## [EXERCISE OBJECTIVE]
When a line in the material contains the word "label", copy it.

(GIVEN INFORMATION Opens)

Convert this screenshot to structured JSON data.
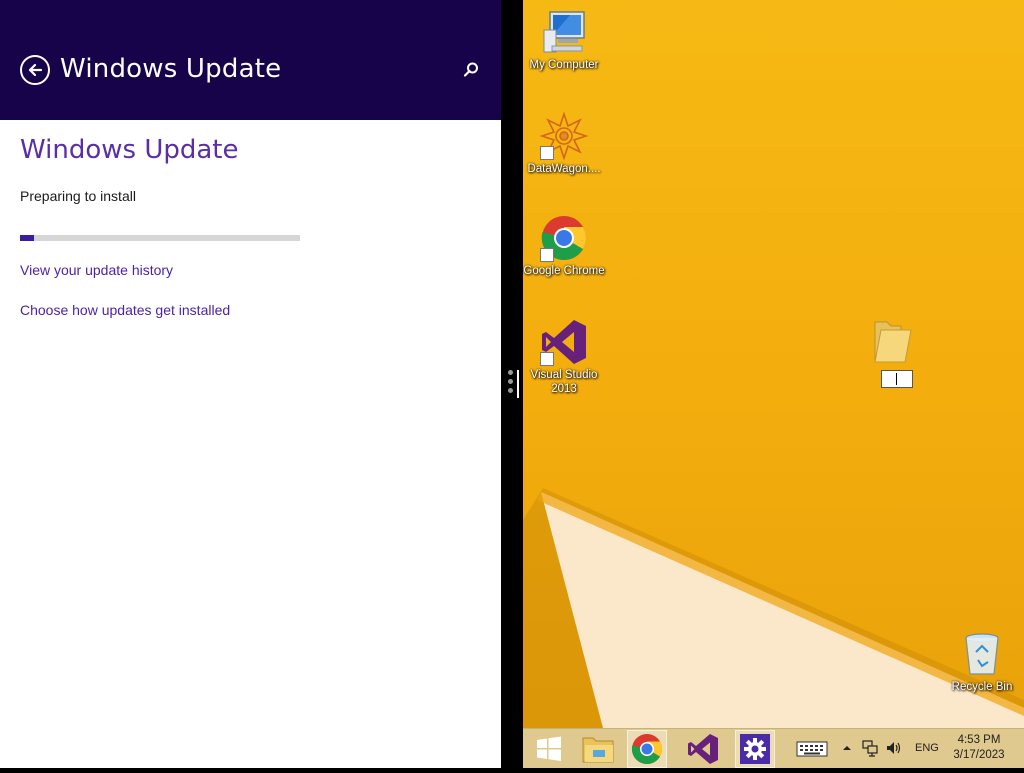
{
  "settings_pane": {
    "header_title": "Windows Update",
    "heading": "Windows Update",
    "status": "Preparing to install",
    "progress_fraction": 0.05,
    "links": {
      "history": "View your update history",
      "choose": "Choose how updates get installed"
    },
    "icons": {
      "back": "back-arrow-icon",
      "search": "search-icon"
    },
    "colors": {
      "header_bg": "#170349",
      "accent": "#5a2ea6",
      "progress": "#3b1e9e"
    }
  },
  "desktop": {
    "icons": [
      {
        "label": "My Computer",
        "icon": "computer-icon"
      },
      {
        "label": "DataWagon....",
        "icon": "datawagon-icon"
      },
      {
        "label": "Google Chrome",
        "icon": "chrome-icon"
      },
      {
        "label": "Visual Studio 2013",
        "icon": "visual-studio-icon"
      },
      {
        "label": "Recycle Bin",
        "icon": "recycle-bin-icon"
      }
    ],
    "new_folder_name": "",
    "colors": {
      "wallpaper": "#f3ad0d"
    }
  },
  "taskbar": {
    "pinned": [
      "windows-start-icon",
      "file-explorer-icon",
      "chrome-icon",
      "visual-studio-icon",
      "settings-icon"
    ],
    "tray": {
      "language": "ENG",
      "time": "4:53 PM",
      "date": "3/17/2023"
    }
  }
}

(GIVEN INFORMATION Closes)

## [YOUR RESPONSE]
        "label": "My Computer",
        "label": "DataWagon....",
        "label": "Google Chrome",
        "label": "Visual Studio 2013",
        "label": "Recycle Bin",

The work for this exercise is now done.